**Excerpts from a dataset**

......

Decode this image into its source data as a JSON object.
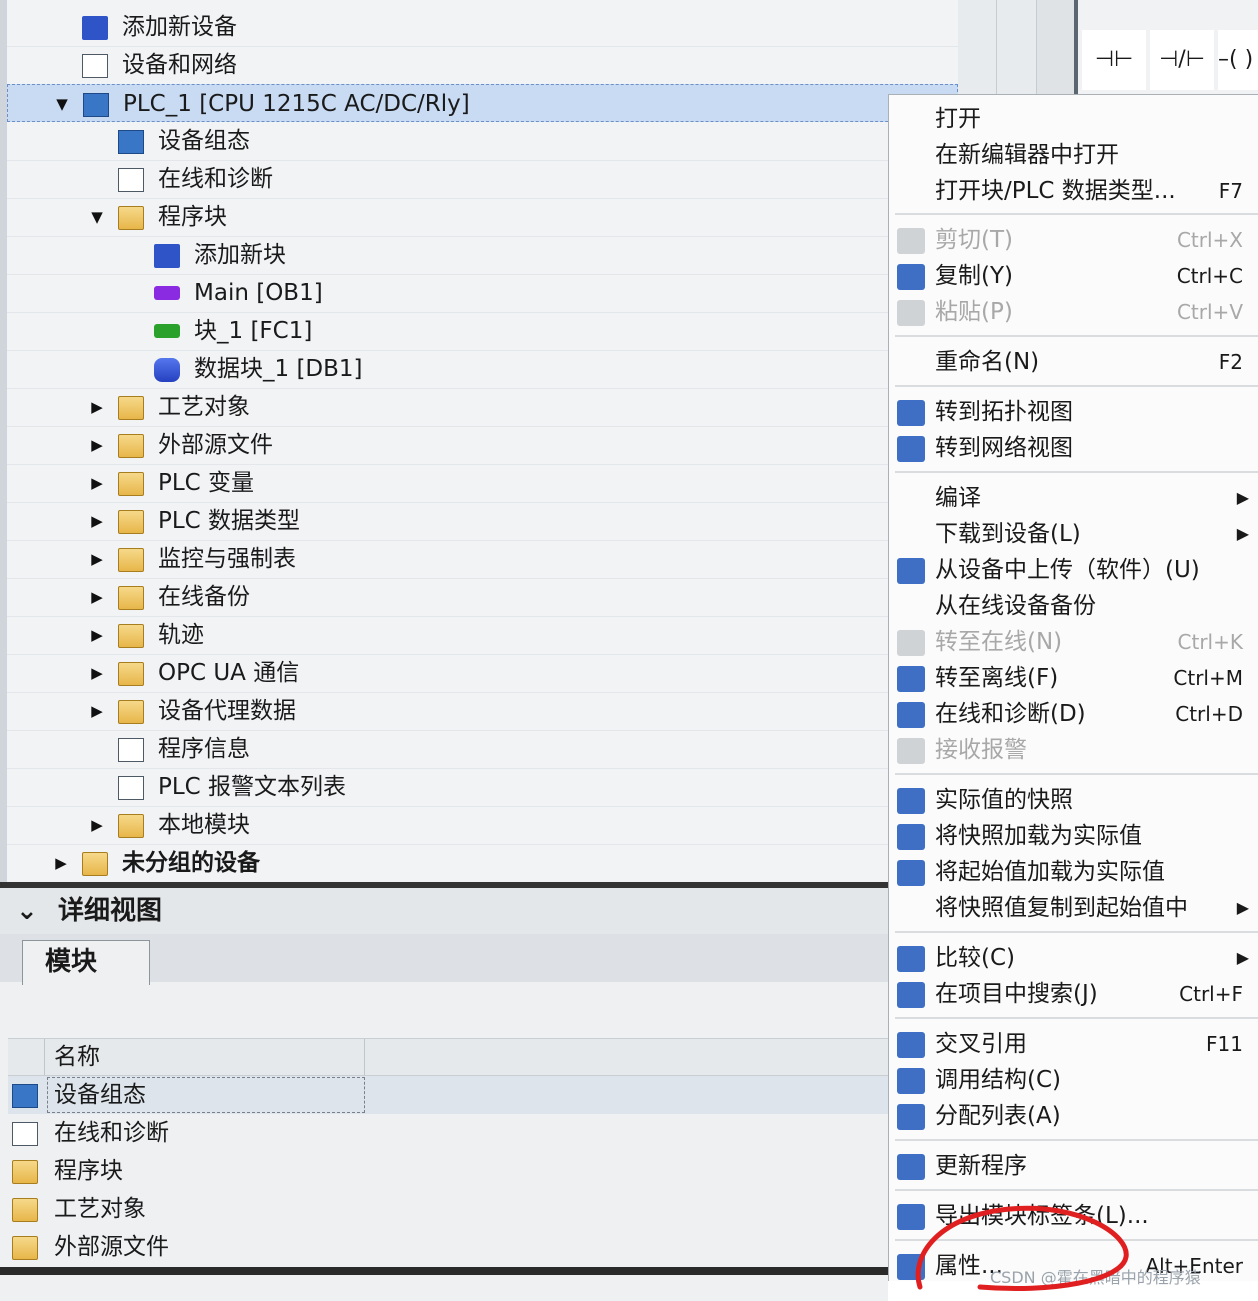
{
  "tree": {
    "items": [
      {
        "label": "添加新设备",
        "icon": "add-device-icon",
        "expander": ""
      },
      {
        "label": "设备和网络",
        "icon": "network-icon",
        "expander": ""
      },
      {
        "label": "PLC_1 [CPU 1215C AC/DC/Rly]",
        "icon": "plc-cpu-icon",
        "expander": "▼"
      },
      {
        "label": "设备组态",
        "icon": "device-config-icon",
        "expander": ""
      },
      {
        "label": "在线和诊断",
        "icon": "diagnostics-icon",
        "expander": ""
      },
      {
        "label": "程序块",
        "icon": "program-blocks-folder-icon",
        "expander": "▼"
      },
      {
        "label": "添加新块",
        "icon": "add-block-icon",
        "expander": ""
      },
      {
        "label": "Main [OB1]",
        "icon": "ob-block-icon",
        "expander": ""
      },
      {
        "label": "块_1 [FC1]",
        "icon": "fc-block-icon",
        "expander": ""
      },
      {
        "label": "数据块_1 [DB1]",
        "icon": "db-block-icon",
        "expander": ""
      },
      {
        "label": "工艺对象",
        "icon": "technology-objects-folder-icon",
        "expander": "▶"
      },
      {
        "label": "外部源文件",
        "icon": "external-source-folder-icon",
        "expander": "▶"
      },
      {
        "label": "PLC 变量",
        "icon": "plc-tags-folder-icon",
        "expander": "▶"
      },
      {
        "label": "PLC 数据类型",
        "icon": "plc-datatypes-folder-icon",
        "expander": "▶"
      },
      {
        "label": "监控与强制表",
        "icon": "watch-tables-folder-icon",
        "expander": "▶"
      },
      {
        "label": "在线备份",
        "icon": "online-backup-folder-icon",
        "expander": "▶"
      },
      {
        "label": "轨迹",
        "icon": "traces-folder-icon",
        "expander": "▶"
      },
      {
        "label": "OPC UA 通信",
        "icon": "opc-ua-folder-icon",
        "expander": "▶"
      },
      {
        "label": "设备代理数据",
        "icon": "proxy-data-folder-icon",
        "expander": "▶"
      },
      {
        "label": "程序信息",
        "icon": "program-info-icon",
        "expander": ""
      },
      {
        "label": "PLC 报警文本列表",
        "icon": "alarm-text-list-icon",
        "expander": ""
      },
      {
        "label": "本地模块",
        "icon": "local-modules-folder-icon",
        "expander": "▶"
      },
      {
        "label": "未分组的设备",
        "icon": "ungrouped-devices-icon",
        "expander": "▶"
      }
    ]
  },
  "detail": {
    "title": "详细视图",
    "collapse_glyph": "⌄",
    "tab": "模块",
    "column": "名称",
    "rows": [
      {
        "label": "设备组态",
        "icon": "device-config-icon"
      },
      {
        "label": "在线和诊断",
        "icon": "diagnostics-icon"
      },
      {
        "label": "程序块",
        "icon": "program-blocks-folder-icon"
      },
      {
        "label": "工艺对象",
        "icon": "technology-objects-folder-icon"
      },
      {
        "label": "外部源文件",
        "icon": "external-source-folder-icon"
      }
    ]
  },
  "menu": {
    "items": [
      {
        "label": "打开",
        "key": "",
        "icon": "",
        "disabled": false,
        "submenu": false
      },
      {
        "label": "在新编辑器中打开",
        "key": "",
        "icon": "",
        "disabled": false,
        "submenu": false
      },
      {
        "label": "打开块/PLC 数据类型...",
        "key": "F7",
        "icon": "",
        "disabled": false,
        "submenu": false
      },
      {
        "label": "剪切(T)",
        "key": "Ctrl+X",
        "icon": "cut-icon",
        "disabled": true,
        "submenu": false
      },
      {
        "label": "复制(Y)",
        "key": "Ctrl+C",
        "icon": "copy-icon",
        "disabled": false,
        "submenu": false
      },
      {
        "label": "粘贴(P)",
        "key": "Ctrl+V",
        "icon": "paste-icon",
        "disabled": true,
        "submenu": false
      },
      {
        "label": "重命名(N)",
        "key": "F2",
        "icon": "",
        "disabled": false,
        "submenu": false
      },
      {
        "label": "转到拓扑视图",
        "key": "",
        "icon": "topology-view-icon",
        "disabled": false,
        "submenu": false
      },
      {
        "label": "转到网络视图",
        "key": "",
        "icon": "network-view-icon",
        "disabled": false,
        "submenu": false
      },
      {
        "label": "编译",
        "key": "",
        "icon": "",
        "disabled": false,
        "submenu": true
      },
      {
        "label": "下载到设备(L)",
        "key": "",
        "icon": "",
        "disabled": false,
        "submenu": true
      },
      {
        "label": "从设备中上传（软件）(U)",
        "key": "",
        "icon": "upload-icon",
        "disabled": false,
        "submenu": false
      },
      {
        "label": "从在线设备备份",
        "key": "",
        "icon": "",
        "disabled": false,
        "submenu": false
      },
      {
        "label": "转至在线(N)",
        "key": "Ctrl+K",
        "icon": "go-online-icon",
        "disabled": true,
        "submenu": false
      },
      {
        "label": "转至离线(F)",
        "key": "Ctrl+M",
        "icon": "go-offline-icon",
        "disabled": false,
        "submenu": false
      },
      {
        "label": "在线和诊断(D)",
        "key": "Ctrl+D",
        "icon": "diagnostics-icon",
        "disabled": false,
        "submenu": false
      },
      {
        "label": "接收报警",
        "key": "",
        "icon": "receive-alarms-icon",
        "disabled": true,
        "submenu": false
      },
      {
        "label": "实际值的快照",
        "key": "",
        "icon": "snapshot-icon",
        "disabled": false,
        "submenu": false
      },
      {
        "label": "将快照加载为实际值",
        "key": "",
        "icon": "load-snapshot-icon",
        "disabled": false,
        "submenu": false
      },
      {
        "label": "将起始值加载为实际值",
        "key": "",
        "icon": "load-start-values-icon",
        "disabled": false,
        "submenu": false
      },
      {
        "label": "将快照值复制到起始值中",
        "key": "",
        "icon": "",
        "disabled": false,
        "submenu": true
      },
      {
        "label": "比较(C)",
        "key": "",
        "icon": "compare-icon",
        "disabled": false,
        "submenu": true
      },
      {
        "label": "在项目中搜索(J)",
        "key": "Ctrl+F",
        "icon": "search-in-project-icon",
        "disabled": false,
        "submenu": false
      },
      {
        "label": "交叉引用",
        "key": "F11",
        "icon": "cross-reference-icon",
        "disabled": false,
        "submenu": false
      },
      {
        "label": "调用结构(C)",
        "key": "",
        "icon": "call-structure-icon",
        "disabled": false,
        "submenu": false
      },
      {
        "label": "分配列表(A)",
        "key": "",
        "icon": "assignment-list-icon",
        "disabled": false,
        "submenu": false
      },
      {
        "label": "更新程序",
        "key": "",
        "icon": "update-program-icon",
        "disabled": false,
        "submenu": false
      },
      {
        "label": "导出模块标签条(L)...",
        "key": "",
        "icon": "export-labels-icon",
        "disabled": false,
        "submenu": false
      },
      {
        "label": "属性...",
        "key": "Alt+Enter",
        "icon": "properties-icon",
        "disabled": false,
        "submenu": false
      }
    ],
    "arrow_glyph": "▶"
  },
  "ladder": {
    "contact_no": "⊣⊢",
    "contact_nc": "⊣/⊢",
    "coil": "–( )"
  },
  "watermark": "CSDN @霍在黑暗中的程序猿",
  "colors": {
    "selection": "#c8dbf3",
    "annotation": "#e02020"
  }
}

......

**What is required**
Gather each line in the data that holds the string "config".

**Task solution**
        "icon": "device-config-icon",
        "icon": "device-config-icon"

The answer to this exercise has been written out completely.